Finally, other features to mention briefly include the odd N. porch, with five little trefoil-cusped windows arranged round an unmoulded arch and quatrefoil openings at the sides.  Church carpentry is not of much importance but significant monuments in the building include one to John Chamberlayne (d. 1714) on the N. wall of the chancel (shown in the thumbnail, below left), with a long inscription in Latin, putti above, an open and broken and pediment with more putti on top and an achievement between, black marble Corinthian columns at the sides, and the usual symbols of mortality beneath (four skulls).  Another monument on the S. wall of the sanctuary commemorates another John Chamberlayne (d. 1667) and features an open and broken pediment enclosing an achievement, supported by barley-sugar columns  The easternmost S. window in the chancel has a lowered sill to create a sedilia and there is a piscina with a credence shelf immediately to the east.



*But which Edward? According to the church guide, this is far from clear.

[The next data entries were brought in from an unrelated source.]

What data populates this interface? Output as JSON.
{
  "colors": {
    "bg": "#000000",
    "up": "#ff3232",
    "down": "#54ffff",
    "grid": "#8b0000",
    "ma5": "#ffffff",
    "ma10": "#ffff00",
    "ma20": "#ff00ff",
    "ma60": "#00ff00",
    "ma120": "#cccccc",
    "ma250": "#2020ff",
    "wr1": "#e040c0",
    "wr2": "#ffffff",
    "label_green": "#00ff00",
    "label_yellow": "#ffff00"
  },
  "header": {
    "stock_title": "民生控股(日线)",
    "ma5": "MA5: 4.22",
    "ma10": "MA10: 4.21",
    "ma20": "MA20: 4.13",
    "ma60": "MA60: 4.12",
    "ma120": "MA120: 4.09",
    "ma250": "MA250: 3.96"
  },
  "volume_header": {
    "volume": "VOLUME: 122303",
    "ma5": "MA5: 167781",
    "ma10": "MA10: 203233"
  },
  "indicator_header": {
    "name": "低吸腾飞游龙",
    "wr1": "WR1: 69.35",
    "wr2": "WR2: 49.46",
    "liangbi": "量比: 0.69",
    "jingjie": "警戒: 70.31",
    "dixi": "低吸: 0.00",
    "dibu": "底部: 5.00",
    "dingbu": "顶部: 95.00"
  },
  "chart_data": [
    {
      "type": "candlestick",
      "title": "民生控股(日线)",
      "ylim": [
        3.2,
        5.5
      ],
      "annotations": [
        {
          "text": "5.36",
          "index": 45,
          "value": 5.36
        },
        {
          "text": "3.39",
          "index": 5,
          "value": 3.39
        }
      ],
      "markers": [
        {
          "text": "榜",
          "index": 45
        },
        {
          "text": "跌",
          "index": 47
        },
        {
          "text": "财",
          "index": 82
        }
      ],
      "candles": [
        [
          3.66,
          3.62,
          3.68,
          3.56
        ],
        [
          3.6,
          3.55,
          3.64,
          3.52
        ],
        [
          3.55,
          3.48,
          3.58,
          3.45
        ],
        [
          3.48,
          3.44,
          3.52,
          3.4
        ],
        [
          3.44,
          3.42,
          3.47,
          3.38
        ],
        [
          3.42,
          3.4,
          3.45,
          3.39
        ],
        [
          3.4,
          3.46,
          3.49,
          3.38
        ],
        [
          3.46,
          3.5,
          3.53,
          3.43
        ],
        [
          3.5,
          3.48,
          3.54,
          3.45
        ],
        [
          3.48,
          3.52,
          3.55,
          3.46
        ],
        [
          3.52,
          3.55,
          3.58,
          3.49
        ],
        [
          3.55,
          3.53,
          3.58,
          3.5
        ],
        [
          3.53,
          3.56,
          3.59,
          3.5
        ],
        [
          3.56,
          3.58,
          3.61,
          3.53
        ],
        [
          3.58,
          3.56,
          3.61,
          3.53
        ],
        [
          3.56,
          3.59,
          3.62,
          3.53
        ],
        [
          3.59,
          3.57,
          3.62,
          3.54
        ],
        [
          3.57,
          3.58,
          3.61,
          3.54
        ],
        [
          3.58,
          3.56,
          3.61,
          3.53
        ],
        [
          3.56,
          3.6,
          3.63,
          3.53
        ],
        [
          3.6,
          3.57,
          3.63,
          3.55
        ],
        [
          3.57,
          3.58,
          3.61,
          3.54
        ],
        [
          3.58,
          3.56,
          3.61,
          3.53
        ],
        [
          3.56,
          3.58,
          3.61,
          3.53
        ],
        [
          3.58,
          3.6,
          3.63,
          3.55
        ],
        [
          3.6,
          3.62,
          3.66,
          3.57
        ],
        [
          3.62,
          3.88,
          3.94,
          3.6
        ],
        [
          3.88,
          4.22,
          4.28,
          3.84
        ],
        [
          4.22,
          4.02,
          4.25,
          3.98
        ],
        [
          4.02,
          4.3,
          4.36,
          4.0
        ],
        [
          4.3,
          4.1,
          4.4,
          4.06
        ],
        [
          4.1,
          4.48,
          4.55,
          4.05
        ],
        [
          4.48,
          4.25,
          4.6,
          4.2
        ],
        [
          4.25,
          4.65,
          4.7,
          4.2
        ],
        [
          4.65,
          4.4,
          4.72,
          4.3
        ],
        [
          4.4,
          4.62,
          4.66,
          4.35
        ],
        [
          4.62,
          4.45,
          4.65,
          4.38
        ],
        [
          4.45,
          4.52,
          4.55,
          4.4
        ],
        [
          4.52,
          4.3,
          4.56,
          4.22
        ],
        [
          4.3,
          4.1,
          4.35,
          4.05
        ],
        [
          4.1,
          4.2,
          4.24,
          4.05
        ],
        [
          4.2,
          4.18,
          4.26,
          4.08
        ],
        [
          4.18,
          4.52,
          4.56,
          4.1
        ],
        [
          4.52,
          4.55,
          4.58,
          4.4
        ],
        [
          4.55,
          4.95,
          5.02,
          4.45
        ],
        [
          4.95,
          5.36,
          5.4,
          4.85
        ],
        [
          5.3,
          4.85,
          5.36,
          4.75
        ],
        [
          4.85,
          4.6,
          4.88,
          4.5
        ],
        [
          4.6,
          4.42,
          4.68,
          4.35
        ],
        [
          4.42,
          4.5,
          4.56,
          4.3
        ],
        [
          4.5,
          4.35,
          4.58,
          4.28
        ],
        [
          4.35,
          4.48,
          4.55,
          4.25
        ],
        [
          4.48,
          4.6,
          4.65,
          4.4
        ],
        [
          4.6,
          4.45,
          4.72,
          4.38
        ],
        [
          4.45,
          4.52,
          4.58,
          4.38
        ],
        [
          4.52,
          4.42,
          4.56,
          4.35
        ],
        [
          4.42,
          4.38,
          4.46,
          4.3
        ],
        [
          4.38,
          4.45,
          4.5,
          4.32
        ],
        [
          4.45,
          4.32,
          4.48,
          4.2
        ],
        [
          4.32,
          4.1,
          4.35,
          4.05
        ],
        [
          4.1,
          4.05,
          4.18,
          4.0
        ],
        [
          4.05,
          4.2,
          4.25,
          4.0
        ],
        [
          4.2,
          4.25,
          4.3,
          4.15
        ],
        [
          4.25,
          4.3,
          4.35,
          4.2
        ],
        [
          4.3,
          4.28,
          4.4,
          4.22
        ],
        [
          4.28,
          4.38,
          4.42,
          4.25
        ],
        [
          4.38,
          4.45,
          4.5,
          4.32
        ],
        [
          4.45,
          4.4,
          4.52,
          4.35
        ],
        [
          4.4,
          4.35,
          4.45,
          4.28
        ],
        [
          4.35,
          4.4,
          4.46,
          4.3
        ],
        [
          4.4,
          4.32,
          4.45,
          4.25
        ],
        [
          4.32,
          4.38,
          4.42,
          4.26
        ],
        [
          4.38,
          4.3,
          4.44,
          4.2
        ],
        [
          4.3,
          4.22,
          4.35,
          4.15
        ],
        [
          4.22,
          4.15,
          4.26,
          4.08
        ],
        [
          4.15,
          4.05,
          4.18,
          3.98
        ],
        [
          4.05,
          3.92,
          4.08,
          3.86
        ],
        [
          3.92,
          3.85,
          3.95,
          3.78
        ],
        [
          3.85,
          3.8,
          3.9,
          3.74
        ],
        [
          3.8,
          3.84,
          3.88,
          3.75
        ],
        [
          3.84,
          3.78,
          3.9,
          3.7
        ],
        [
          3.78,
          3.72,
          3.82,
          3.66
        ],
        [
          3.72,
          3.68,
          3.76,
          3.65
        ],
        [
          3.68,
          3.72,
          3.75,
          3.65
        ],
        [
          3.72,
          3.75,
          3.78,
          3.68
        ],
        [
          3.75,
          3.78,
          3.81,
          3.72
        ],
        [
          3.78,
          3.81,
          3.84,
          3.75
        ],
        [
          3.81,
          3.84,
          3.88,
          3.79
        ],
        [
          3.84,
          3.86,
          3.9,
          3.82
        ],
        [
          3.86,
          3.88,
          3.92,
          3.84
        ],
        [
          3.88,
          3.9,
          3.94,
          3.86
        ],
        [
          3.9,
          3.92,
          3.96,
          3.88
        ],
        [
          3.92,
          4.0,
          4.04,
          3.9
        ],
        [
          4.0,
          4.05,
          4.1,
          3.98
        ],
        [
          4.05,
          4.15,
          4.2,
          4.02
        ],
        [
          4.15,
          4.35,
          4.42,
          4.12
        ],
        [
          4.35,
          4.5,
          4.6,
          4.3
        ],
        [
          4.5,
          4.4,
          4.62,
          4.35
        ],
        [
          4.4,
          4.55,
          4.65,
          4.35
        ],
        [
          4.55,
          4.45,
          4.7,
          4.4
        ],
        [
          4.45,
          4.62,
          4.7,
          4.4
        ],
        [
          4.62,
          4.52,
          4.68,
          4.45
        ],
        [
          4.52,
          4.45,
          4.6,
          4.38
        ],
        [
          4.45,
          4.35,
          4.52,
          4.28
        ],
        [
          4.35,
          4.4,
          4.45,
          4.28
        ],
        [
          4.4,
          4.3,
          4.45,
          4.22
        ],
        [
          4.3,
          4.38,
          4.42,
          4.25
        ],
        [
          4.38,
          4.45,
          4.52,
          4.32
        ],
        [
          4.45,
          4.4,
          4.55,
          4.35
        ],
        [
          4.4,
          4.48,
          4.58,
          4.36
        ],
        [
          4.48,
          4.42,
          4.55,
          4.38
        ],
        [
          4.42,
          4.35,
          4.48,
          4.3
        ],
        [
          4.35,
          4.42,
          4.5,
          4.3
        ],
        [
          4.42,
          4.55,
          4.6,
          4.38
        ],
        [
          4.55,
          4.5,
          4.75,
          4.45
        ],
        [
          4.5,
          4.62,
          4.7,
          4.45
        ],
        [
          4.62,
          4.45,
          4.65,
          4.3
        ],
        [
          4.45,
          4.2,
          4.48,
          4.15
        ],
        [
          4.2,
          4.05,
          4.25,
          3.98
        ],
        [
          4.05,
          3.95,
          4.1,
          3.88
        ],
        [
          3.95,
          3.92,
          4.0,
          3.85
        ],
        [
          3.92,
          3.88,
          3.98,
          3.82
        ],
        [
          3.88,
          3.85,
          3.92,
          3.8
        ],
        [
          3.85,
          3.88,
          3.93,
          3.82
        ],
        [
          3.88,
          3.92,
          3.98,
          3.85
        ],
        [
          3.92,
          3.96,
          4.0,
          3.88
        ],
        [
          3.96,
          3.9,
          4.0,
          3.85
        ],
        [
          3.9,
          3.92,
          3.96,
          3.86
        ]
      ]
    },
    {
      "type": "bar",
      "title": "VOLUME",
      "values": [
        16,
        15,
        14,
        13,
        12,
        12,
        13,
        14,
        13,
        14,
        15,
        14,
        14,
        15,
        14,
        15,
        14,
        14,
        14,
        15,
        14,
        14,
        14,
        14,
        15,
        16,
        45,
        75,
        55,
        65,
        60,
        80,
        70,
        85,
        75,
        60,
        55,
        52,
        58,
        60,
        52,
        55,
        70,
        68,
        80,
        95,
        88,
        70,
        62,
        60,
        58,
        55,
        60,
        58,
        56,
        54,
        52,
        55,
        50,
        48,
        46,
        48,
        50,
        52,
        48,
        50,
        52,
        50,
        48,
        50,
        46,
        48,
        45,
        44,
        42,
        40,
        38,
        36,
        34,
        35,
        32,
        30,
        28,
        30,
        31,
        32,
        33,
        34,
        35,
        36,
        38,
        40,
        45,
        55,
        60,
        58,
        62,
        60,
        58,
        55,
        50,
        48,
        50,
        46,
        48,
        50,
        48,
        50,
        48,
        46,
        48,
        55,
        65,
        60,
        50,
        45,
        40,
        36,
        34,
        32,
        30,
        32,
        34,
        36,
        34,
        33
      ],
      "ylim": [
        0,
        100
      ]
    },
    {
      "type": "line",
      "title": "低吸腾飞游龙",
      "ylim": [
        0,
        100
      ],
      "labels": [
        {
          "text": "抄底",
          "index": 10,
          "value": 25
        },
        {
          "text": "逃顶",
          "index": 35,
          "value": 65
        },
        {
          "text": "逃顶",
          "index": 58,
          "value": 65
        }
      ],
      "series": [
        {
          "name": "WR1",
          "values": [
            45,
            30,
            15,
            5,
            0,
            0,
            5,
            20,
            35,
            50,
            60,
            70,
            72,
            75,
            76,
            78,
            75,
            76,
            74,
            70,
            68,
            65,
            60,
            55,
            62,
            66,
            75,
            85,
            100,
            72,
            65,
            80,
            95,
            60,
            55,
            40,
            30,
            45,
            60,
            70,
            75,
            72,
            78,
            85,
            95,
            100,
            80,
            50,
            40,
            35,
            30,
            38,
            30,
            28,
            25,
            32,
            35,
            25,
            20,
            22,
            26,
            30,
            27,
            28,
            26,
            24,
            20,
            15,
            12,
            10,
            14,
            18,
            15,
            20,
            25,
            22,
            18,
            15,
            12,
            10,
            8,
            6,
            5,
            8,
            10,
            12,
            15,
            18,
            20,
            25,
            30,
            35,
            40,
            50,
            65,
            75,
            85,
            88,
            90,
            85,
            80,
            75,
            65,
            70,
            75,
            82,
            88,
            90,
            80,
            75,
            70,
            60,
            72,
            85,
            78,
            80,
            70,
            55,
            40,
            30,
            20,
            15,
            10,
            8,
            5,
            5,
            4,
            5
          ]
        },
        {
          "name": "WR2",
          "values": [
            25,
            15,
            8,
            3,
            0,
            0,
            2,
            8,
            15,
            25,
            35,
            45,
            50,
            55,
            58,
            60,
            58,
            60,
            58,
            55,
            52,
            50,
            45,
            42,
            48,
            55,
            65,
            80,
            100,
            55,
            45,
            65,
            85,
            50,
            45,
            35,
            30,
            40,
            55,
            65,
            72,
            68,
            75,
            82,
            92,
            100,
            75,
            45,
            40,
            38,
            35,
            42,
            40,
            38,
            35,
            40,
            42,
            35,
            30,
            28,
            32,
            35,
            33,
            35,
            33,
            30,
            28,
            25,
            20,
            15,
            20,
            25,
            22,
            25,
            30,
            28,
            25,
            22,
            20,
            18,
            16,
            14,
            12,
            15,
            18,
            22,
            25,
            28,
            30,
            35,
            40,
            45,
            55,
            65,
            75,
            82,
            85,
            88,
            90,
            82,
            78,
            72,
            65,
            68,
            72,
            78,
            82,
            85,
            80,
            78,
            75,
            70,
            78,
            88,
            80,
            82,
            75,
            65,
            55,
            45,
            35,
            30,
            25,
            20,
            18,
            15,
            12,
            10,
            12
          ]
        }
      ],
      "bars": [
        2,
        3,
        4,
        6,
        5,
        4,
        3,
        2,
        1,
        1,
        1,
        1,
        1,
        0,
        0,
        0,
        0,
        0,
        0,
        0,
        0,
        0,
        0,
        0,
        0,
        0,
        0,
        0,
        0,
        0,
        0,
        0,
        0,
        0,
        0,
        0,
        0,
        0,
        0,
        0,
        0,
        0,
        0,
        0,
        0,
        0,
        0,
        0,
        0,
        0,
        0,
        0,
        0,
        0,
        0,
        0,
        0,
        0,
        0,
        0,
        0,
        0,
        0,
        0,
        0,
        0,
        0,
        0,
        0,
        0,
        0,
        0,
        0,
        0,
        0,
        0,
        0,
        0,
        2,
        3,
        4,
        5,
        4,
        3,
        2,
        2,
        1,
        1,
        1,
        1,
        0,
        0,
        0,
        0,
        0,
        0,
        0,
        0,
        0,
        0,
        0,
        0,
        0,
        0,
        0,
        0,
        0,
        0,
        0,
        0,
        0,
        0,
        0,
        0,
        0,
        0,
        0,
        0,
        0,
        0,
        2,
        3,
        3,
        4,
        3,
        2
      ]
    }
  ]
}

However, this glossy publication is a sad disappointment, for it is one of many such guides in which a blend of broad generalisations with unimportant or irrelevant detail, passes for worthwhile information!